Soulskill from the everything-i-need-to-know-i-learned-from-google dept.
profBill writes "As a fifty-something professor who teaches introductory computer science, I am very aware that the twenty-somethings in my class are much more at ease with computers than any other generation. However, does that mean they are more adept at using those computers? Apparently not, according to the researchers at University College London. Their research indicates that while more adept at conducting searches, younger users also show 'impatience in search and navigation, and zero tolerance for any delay in satisfying their information needs'. Moreover, these traits 'are now becoming the norm for all age-groups, from younger pupils and undergraduates through to professors'. The panel makes two conclusions: That libraries (and I wonder what a library will become in the future, anyway) will have to adapt, and that the information processing skills of todays young people are lacking. Why are those skills lacking and, if they are, what can be done about it?"
The meta-Turing test counts a thing as intelligent if it seeks to
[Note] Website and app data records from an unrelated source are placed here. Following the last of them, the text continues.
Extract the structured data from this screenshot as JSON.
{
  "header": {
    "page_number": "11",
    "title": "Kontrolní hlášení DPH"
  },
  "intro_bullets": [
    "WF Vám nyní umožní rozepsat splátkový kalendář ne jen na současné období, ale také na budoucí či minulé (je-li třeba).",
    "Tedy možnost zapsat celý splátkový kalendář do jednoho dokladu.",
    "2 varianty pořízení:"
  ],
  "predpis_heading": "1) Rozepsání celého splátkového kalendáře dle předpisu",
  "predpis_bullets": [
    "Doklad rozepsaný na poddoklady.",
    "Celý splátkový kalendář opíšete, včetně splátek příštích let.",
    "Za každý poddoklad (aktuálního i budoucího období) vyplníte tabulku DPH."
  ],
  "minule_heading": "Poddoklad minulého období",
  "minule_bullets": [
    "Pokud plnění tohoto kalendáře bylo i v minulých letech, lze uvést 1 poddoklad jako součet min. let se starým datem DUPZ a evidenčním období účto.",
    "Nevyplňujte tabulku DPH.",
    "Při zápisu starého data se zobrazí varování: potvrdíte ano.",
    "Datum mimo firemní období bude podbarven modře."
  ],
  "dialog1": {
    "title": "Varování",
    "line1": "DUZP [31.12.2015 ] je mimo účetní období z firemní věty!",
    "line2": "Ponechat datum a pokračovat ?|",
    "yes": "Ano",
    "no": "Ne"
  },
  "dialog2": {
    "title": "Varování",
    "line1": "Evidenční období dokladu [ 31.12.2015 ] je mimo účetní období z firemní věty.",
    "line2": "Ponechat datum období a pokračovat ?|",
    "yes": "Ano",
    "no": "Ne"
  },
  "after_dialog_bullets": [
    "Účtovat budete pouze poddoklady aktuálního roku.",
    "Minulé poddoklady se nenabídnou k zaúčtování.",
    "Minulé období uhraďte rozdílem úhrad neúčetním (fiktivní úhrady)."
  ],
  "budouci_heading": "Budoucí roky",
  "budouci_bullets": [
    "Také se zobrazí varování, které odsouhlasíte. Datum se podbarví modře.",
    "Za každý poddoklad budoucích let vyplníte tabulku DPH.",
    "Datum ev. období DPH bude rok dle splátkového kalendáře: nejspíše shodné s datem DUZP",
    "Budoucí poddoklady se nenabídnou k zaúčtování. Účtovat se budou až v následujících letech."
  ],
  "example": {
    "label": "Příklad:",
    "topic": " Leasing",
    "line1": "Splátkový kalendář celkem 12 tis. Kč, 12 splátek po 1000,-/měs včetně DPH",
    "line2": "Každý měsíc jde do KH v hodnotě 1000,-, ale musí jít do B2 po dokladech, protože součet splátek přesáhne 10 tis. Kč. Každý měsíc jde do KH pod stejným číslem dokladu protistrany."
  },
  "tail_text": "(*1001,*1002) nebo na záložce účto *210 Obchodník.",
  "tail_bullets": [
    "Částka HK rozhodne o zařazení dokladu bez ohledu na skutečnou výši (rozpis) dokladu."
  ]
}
devise and apply Turing tests to objects of its own creation.
-- Lew Mammel, Jr.